(Stored records)
== Segment start ==

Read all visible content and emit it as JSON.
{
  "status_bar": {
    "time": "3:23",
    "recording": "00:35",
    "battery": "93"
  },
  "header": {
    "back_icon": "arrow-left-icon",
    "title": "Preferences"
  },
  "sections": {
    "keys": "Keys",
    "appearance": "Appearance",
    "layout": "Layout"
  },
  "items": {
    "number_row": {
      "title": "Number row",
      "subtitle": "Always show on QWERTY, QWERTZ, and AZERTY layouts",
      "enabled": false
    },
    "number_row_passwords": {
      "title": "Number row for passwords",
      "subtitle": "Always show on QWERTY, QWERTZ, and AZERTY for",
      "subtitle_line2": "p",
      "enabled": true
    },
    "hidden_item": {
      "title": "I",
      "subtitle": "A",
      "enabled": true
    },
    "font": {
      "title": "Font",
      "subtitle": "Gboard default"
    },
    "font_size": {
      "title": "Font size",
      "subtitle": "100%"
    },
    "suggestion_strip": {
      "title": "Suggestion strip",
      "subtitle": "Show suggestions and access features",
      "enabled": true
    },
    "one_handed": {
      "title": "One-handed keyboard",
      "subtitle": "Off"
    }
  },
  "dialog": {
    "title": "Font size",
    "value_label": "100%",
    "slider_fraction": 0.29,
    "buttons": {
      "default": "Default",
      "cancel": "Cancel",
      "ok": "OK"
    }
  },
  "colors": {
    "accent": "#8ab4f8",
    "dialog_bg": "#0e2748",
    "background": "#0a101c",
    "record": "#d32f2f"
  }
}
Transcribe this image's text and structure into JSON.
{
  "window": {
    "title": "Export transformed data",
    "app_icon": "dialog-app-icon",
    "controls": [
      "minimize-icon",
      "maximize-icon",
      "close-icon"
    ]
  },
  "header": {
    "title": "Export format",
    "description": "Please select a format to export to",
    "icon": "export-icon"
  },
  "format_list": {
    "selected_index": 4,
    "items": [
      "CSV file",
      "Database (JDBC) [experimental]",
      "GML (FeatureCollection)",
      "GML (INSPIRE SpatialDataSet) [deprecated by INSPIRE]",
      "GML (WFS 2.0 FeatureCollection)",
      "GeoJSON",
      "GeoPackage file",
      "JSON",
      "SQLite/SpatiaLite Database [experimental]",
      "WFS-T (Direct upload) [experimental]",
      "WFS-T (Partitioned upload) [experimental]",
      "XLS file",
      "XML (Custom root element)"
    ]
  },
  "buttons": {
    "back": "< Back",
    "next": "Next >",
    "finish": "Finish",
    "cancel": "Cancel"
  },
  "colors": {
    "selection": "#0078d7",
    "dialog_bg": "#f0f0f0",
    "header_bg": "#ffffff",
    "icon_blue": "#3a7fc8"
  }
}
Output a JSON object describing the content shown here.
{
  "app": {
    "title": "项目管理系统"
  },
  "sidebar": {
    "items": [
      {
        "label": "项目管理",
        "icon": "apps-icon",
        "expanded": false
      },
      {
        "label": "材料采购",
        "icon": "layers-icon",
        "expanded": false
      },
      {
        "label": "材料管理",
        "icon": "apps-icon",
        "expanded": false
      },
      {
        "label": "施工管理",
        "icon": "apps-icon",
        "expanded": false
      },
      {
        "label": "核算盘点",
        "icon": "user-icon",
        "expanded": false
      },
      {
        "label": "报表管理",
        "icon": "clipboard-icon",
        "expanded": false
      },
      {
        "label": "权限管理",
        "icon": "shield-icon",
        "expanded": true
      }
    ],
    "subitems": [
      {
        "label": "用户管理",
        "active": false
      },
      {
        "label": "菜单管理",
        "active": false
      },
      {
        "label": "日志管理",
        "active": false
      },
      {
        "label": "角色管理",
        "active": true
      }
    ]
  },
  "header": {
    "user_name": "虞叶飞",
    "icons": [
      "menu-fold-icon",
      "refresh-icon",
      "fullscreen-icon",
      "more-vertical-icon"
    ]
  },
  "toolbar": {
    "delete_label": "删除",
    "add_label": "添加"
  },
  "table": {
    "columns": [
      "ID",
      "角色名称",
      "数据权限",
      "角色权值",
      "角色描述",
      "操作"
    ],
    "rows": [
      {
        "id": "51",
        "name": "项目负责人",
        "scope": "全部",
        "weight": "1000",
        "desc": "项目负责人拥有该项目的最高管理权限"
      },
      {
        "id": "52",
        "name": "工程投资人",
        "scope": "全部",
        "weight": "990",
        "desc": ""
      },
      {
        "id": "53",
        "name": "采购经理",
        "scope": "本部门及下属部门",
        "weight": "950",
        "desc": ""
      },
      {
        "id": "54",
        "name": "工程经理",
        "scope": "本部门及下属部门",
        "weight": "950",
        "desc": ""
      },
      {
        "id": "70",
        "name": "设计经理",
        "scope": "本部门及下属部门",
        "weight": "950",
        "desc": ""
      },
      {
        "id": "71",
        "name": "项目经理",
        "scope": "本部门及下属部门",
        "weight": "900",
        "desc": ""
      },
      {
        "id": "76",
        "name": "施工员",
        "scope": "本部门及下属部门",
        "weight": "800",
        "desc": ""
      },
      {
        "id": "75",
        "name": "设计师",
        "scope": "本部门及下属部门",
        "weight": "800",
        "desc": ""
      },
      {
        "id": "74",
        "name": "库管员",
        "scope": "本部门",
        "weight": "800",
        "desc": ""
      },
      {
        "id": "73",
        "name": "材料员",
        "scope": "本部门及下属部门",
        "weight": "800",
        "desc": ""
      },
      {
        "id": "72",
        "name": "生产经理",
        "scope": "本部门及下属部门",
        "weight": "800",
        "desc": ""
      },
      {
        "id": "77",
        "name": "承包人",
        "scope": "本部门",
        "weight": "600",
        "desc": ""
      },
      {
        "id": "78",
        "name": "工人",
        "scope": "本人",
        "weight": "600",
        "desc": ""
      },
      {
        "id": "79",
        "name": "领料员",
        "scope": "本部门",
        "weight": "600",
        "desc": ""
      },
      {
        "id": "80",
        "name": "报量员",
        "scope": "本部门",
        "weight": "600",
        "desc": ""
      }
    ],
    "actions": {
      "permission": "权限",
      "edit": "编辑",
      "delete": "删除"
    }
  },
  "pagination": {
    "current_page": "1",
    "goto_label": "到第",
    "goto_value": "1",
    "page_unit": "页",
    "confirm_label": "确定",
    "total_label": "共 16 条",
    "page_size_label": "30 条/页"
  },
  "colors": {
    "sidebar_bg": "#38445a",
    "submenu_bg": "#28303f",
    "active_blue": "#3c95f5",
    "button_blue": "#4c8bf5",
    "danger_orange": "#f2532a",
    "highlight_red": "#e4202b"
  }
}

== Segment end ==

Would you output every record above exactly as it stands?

→ **WORKED SOLUTION**:
Read all visible content and emit it as JSON.
{
  "status_bar": {
    "time": "3:23",
    "recording": "00:35",
    "battery": "93"
  },
  "header": {
    "back_icon": "arrow-left-icon",
    "title": "Preferences"
  },
  "sections": {
    "keys": "Keys",
    "appearance": "Appearance",
    "layout": "Layout"
  },
  "items": {
    "number_row": {
      "title": "Number row",
      "subtitle": "Always show on QWERTY, QWERTZ, and AZERTY layouts",
      "enabled": false
    },
    "number_row_passwords": {
      "title": "Number row for passwords",
      "subtitle": "Always show on QWERTY, QWERTZ, and AZERTY for",
      "subtitle_line2": "p",
      "enabled": true
    },
    "hidden_item": {
      "title": "I",
      "subtitle": "A",
      "enabled": true
    },
    "font": {
      "title": "Font",
      "subtitle": "Gboard default"
    },
    "font_size": {
      "title": "Font size",
      "subtitle": "100%"
    },
    "suggestion_strip": {
      "title": "Suggestion strip",
      "subtitle": "Show suggestions and access features",
      "enabled": true
    },
    "one_handed": {
      "title": "One-handed keyboard",
      "subtitle": "Off"
    }
  },
  "dialog": {
    "title": "Font size",
    "value_label": "100%",
    "slider_fraction": 0.29,
    "buttons": {
      "default": "Default",
      "cancel": "Cancel",
      "ok": "OK"
    }
  },
  "colors": {
    "accent": "#8ab4f8",
    "dialog_bg": "#0e2748",
    "background": "#0a101c",
    "record": "#d32f2f"
  }
}
Transcribe this image's text and structure into JSON.
{
  "window": {
    "title": "Export transformed data",
    "app_icon": "dialog-app-icon",
    "controls": [
      "minimize-icon",
      "maximize-icon",
      "close-icon"
    ]
  },
  "header": {
    "title": "Export format",
    "description": "Please select a format to export to",
    "icon": "export-icon"
  },
  "format_list": {
    "selected_index": 4,
    "items": [
      "CSV file",
      "Database (JDBC) [experimental]",
      "GML (FeatureCollection)",
      "GML (INSPIRE SpatialDataSet) [deprecated by INSPIRE]",
      "GML (WFS 2.0 FeatureCollection)",
      "GeoJSON",
      "GeoPackage file",
      "JSON",
      "SQLite/SpatiaLite Database [experimental]",
      "WFS-T (Direct upload) [experimental]",
      "WFS-T (Partitioned upload) [experimental]",
      "XLS file",
      "XML (Custom root element)"
    ]
  },
  "buttons": {
    "back": "< Back",
    "next": "Next >",
    "finish": "Finish",
    "cancel": "Cancel"
  },
  "colors": {
    "selection": "#0078d7",
    "dialog_bg": "#f0f0f0",
    "header_bg": "#ffffff",
    "icon_blue": "#3a7fc8"
  }
}
Output a JSON object describing the content shown here.
{
  "app": {
    "title": "项目管理系统"
  },
  "sidebar": {
    "items": [
      {
        "label": "项目管理",
        "icon": "apps-icon",
        "expanded": false
      },
      {
        "label": "材料采购",
        "icon": "layers-icon",
        "expanded": false
      },
      {
        "label": "材料管理",
        "icon": "apps-icon",
        "expanded": false
      },
      {
        "label": "施工管理",
        "icon": "apps-icon",
        "expanded": false
      },
      {
        "label": "核算盘点",
        "icon": "user-icon",
        "expanded": false
      },
      {
        "label": "报表管理",
        "icon": "clipboard-icon",
        "expanded": false
      },
      {
        "label": "权限管理",
        "icon": "shield-icon",
        "expanded": true
      }
    ],
    "subitems": [
      {
        "label": "用户管理",
        "active": false
      },
      {
        "label": "菜单管理",
        "active": false
      },
      {
        "label": "日志管理",
        "active": false
      },
      {
        "label": "角色管理",
        "active": true
      }
    ]
  },
  "header": {
    "user_name": "虞叶飞",
    "icons": [
      "menu-fold-icon",
      "refresh-icon",
      "fullscreen-icon",
      "more-vertical-icon"
    ]
  },
  "toolbar": {
    "delete_label": "删除",
    "add_label": "添加"
  },
  "table": {
    "columns": [
      "ID",
      "角色名称",
      "数据权限",
      "角色权值",
      "角色描述",
      "操作"
    ],
    "rows": [
      {
        "id": "51",
        "name": "项目负责人",
        "scope": "全部",
        "weight": "1000",
        "desc": "项目负责人拥有该项目的最高管理权限"
      },
      {
        "id": "52",
        "name": "工程投资人",
        "scope": "全部",
        "weight": "990",
        "desc": ""
      },
      {
        "id": "53",
        "name": "采购经理",
        "scope": "本部门及下属部门",
        "weight": "950",
        "desc": ""
      },
      {
        "id": "54",
        "name": "工程经理",
        "scope": "本部门及下属部门",
        "weight": "950",
        "desc": ""
      },
      {
        "id": "70",
        "name": "设计经理",
        "scope": "本部门及下属部门",
        "weight": "950",
        "desc": ""
      },
      {
        "id": "71",
        "name": "项目经理",
        "scope": "本部门及下属部门",
        "weight": "900",
        "desc": ""
      },
      {
        "id": "76",
        "name": "施工员",
        "scope": "本部门及下属部门",
        "weight": "800",
        "desc": ""
      },
      {
        "id": "75",
        "name": "设计师",
        "scope": "本部门及下属部门",
        "weight": "800",
        "desc": ""
      },
      {
        "id": "74",
        "name": "库管员",
        "scope": "本部门",
        "weight": "800",
        "desc": ""
      },
      {
        "id": "73",
        "name": "材料员",
        "scope": "本部门及下属部门",
        "weight": "800",
        "desc": ""
      },
      {
        "id": "72",
        "name": "生产经理",
        "scope": "本部门及下属部门",
        "weight": "800",
        "desc": ""
      },
      {
        "id": "77",
        "name": "承包人",
        "scope": "本部门",
        "weight": "600",
        "desc": ""
      },
      {
        "id": "78",
        "name": "工人",
        "scope": "本人",
        "weight": "600",
        "desc": ""
      },
      {
        "id": "79",
        "name": "领料员",
        "scope": "本部门",
        "weight": "600",
        "desc": ""
      },
      {
        "id": "80",
        "name": "报量员",
        "scope": "本部门",
        "weight": "600",
        "desc": ""
      }
    ],
    "actions": {
      "permission": "权限",
      "edit": "编辑",
      "delete": "删除"
    }
  },
  "pagination": {
    "current_page": "1",
    "goto_label": "到第",
    "goto_value": "1",
    "page_unit": "页",
    "confirm_label": "确定",
    "total_label": "共 16 条",
    "page_size_label": "30 条/页"
  },
  "colors": {
    "sidebar_bg": "#38445a",
    "submenu_bg": "#28303f",
    "active_blue": "#3c95f5",
    "button_blue": "#4c8bf5",
    "danger_orange": "#f2532a",
    "highlight_red": "#e4202b"
  }
}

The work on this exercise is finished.